  Ramon Flores 2011–12
    Williams Reyes 2013
  Alexander Méndoza 2014–15
  Luis Edgardo Contreras 2015–2016
  Néstor Renderos 2017–

Club recordsEdit

  • FAS has the national record of most national titles won with 17
  • First victory for FAS 2–1 Juventud Olimpica Sept 19, 1948
  • Largest victory was against Independiente 11–0 May 3, 1959
  • Most goal by any national team with 3,000 goal as of July 4, 2009 [2]

Head coaches of FASEdit

FAS has had various coaches since its formation in 1947. Agustín Castillo has served three terms as head coach. Ricardo Mena Laguán, Ruben Guevara and Victor Manuel Ochoa served two terms as head coach. Agustin Castillo was the club's most successful coach, having won five Salvadoran Primera Division titles, following closely is Jose Eugenio Castro Chepito, who won two Primera titles, and one CONCACAF Champions' Cup 1979, and Victor Manuel Ochoa & Saul Lorenzo Rivero won two Primera titles.

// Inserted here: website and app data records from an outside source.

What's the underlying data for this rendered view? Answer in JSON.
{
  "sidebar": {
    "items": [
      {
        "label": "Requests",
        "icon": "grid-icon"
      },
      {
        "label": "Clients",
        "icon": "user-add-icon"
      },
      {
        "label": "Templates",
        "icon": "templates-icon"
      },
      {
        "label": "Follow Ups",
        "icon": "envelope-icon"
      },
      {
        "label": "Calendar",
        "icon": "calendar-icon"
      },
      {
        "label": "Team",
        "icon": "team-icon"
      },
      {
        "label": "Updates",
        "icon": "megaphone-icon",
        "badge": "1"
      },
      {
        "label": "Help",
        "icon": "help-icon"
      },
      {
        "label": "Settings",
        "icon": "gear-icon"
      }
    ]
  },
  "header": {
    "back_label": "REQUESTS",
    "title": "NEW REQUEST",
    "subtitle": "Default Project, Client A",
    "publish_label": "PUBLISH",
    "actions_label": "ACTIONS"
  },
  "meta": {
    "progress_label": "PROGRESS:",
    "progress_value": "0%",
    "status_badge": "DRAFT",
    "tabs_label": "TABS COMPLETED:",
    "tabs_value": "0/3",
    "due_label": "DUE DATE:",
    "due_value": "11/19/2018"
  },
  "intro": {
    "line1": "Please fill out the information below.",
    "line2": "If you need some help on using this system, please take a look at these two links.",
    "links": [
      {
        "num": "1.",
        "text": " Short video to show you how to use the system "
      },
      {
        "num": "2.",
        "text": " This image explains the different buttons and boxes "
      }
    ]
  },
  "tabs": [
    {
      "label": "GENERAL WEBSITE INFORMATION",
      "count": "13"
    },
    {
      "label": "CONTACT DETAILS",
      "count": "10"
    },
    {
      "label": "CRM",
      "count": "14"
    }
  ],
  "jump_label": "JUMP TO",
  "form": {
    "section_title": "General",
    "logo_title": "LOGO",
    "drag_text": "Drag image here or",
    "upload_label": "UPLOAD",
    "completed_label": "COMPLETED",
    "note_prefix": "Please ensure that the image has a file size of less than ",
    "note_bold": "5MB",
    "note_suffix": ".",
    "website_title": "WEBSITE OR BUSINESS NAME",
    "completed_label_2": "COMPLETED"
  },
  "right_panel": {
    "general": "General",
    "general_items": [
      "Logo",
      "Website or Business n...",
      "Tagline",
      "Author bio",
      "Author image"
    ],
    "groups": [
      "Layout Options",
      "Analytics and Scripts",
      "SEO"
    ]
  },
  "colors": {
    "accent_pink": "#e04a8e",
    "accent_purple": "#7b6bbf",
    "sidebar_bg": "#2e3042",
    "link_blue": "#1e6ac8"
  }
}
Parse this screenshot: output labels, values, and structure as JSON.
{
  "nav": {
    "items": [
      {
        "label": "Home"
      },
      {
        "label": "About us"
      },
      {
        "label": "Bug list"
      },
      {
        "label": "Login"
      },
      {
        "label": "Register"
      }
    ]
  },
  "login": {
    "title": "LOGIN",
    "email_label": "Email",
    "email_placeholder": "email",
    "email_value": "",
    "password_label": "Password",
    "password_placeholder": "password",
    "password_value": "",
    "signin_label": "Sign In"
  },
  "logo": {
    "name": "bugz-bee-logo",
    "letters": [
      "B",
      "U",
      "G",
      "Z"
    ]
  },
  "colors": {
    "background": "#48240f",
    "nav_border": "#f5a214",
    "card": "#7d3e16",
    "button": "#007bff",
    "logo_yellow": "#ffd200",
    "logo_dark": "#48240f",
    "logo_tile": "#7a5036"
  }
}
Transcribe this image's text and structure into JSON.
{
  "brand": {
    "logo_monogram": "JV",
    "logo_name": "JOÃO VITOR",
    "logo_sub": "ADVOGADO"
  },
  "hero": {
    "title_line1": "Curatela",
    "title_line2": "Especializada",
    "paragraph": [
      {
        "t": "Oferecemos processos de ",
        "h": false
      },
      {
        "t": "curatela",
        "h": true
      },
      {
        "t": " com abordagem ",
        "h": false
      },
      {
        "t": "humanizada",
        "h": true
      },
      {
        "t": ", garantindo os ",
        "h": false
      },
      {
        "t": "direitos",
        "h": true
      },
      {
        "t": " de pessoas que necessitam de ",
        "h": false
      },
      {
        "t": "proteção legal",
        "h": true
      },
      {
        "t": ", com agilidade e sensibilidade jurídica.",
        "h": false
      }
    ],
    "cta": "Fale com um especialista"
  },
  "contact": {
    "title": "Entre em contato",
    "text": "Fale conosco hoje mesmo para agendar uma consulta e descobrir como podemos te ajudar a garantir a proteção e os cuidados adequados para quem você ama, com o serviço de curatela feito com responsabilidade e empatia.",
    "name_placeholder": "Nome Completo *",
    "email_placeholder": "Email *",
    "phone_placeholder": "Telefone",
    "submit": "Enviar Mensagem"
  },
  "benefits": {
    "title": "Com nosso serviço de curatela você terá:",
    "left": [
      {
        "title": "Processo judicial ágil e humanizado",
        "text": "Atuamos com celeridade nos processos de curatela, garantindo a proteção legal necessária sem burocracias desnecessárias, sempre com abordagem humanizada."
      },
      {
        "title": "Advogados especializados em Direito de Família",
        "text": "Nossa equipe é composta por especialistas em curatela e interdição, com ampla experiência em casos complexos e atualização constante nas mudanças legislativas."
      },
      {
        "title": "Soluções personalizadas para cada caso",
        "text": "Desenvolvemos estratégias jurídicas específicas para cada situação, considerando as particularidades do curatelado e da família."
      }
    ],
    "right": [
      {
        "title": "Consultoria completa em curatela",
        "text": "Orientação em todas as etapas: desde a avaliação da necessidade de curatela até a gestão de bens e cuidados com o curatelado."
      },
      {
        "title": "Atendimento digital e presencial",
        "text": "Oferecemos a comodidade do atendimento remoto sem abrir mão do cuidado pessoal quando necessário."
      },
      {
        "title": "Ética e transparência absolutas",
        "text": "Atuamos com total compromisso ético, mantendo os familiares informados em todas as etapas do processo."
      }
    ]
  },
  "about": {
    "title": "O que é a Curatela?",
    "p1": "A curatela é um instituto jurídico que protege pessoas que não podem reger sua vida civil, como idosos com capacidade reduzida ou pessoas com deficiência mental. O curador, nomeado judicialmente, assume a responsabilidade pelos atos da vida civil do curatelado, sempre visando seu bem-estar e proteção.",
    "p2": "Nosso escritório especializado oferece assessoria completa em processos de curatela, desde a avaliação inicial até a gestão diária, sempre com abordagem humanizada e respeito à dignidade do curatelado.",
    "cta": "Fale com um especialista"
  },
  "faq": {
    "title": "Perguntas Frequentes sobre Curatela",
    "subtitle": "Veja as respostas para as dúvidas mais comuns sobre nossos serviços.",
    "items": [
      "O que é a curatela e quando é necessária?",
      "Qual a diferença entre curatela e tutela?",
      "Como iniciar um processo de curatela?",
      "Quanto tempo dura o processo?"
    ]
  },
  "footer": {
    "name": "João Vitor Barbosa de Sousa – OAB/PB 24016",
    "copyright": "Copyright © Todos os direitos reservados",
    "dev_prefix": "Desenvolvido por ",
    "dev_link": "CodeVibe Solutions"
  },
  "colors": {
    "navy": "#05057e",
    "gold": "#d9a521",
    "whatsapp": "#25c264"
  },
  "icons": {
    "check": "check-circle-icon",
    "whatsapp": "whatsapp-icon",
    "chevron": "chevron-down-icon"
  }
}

  1. ^ "FAS' Tigers Roar in El Salvador". 29 April 2009.
  2. ^ "Precios y horario para el partido del FAS ante el Chagüite". Retrieved 6 April 2018.
  3. ^ "FAS jugará ante Alianza a las 7:30 p.m. en el Óscar Quiteño". Retrieved 6 April 2018.
  4. ^ "El recibimiento al FAS en el Quiteño podría traer consecuencias". Retrieved 6 April 2018.
  5. ^ Sources:
  6. ^ Sources:
  7. ^ Gráfico, El. "FAS realiza visorías para encontrar nuevos talentos". Retrieved 31 August 2017.
  8. ^ Gráfico, El. "FAS quiere fichar otra vez a Dustin Corea". Retrieved 31 August 2017.
  9. ^ "CD FAS". World Football. Nickname: Tigres
  10. ^ "FAS evalúa jugar las semi-finales por la noche, en el Quiteño". Retrieved 6 April 2018.
  11. ^ "FAS evalúa jugar las semi-finales por la noche, en el Quiteño". Retrieved 6 April 2018.
  12. ^ "Alianza y FAS ya están en semi-finales". Retrieved 6 April 2018.
  13. ^ "Club Deportivo Futbolistas Asociados Santanecos :: Estadísticas :: Títulos :: Títulos :: Historia :: Goles :: Próximos Partidos :: Resultados :: Noticias :: Vídeos :: Fotos :: Plantilla ::". Retrieved 6 April 2018.
  14. ^ ""Polaco" Marroquín: "En FAS no habían condiciones" -". 24 May 2017. Retrieved 31 August 2017.
  15. ^ "Guillermo Morán: "Estamos cansados de los arbitrajes contra el Fas" -". 6 February 2017. Retrieved 31 August 2017.
  16. ^ Gráfico, El. "FAS: Escudero dio un paso al costado". Retrieved 31 August 2017.
  17. ^ "FAS considera que ausencia de Turba Roja afectará el espectáculo". Retrieved 6 April 2018.
  18. ^ "FAS jugará como local ante Alianza en el Cuscatlán". Retrieved 6 April 2018.
  19. ^ "FAS aún no cierra la opción de Dustin Corea". Retrieved 6 April 2018.
  20. ^ "FAS con el tiempo en contra -". 1 February 2018. Retrieved 6 April 2018.
  21. ^ "FAS hará trabajos de remodelación en el estadio Óscar Quiteño". Retrieved 6 April 2018.


External linksEdit